McDonald’s hopes to double its location growth in China to a restaurant a day, while fattening up its currently meagre franchise business there.
“We should be opening a restaurant every day in the next three to four years” in China, Peter Rodwell, company president for Asia excluding Japan, Australia and New Zealand, said in an interview in Singapore today. “We’re now opening a restaurant every other day.”
McDonald’s franchised outlets in China may account for as much as 20 percent of the total within six years, Rodwell said, as the hamburger chain aims to increase its stores from 1,300 to 2,000 by 2013. While its website says more than 75 percent of restaurants worldwide are operated by franchisees, only six McDonald’s shops in the world’s most-populous nation are franchised, said Vivian Zhang, a Shanghai-based spokeswoman ….

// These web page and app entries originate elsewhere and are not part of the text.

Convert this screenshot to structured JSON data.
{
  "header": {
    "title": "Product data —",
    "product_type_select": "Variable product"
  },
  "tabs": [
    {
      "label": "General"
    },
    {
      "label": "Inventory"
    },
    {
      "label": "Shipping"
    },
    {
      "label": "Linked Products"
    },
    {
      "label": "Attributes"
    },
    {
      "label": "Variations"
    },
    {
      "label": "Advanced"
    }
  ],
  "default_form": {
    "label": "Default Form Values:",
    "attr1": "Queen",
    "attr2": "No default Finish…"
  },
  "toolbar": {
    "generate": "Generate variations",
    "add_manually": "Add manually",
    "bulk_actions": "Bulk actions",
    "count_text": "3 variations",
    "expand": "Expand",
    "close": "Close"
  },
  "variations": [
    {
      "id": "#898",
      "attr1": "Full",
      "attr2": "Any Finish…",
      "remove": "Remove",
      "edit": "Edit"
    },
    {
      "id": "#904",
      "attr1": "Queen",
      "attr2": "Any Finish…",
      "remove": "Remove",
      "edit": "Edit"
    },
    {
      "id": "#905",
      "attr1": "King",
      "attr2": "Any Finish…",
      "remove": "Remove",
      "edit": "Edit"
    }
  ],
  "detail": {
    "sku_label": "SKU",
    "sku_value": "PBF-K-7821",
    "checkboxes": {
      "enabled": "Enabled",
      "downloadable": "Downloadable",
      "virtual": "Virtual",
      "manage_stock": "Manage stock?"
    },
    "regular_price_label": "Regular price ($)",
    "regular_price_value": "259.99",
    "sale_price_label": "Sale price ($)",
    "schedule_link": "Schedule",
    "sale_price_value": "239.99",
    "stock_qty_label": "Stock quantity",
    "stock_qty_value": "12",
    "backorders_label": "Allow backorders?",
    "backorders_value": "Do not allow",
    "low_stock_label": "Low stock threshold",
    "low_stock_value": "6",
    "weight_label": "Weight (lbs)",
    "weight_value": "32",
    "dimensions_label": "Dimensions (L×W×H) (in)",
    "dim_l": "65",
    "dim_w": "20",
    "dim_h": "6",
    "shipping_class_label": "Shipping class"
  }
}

McDonald’s “needs to get everything right at the very beginning before going ahead on a large scale” with regard to franchising in China, Michelle Chen, a Shanghai-based analyst with KGI Asia Ltd., said in a phone interview today. “A common issue with franchising in China is that franchisees want quick money and don’t have the same capability as the corporate for running a business.”
Meanwhile, changes to The Economist’s famed Big Mac Index should discourage its abuse by US politicians attacking China’s currency policy. The index previously suggested that the yuan was seriously undervalued against the dollar. But, as China Real Time reports:
“It was never intended as a precise gauge of currency misalignment,” the Economist said in an article on Friday. Yet to the magazine’s dismay, “American politicians have even cited the index in their demands for a big appreciation of the Chinese yuan.”
… [The] new Big Mac index, which adjusts for GDP per capita, … takes into account the lower costs in poorer countries. As the magazine notes, China’s average income is one-tenth what it is in the U.S., meaning China’s burgers really ought to be substantially cheaper.
New York Senator and prominent yuan critic Chuck Schumer might want to make sure he’s sitting down before he checks out the Economist’s results, which show that on this basis the yuan is actually overvalued against the dollar by 3%. Against a group of various currencies, the yuan is still figured to be undervalued by 7%. which the Economist says is “hardly grounds for a trade war.”
For a recent collection of news from the fast food front, see Doughnut Wars Give Shanghai a Sugar Jolt on CDT.